:: TASK OBJECTIVE ::
Print the listing once more, exactly as written.
....................
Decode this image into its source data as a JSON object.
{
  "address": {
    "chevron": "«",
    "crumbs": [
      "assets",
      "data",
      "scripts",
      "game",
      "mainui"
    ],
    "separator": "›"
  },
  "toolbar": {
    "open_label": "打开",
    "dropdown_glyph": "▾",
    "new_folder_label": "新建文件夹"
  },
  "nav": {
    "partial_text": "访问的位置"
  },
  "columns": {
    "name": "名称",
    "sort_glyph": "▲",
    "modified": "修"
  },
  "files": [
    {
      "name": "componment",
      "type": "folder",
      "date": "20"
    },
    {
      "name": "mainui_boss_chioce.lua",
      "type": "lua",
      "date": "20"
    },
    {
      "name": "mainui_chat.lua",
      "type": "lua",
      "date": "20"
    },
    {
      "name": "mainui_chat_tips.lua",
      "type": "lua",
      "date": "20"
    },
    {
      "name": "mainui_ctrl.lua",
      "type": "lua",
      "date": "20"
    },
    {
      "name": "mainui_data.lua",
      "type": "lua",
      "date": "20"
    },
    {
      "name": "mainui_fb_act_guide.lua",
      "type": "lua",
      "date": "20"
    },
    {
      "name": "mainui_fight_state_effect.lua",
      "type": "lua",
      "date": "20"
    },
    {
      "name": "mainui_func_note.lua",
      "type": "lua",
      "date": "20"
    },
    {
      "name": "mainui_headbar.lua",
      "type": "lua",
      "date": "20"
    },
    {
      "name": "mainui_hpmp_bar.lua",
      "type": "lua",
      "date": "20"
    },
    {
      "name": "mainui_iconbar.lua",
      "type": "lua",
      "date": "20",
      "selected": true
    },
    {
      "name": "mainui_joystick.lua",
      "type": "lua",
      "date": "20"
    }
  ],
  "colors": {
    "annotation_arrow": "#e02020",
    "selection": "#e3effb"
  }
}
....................
:: RESULT FOR THIS TASK ::
Decode this image into its source data as a JSON object.
{
  "address": {
    "chevron": "«",
    "crumbs": [
      "assets",
      "data",
      "scripts",
      "game",
      "mainui"
    ],
    "separator": "›"
  },
  "toolbar": {
    "open_label": "打开",
    "dropdown_glyph": "▾",
    "new_folder_label": "新建文件夹"
  },
  "nav": {
    "partial_text": "访问的位置"
  },
  "columns": {
    "name": "名称",
    "sort_glyph": "▲",
    "modified": "修"
  },
  "files": [
    {
      "name": "componment",
      "type": "folder",
      "date": "20"
    },
    {
      "name": "mainui_boss_chioce.lua",
      "type": "lua",
      "date": "20"
    },
    {
      "name": "mainui_chat.lua",
      "type": "lua",
      "date": "20"
    },
    {
      "name": "mainui_chat_tips.lua",
      "type": "lua",
      "date": "20"
    },
    {
      "name": "mainui_ctrl.lua",
      "type": "lua",
      "date": "20"
    },
    {
      "name": "mainui_data.lua",
      "type": "lua",
      "date": "20"
    },
    {
      "name": "mainui_fb_act_guide.lua",
      "type": "lua",
      "date": "20"
    },
    {
      "name": "mainui_fight_state_effect.lua",
      "type": "lua",
      "date": "20"
    },
    {
      "name": "mainui_func_note.lua",
      "type": "lua",
      "date": "20"
    },
    {
      "name": "mainui_headbar.lua",
      "type": "lua",
      "date": "20"
    },
    {
      "name": "mainui_hpmp_bar.lua",
      "type": "lua",
      "date": "20"
    },
    {
      "name": "mainui_iconbar.lua",
      "type": "lua",
      "date": "20",
      "selected": true
    },
    {
      "name": "mainui_joystick.lua",
      "type": "lua",
      "date": "20"
    }
  ],
  "colors": {
    "annotation_arrow": "#e02020",
    "selection": "#e3effb"
  }
}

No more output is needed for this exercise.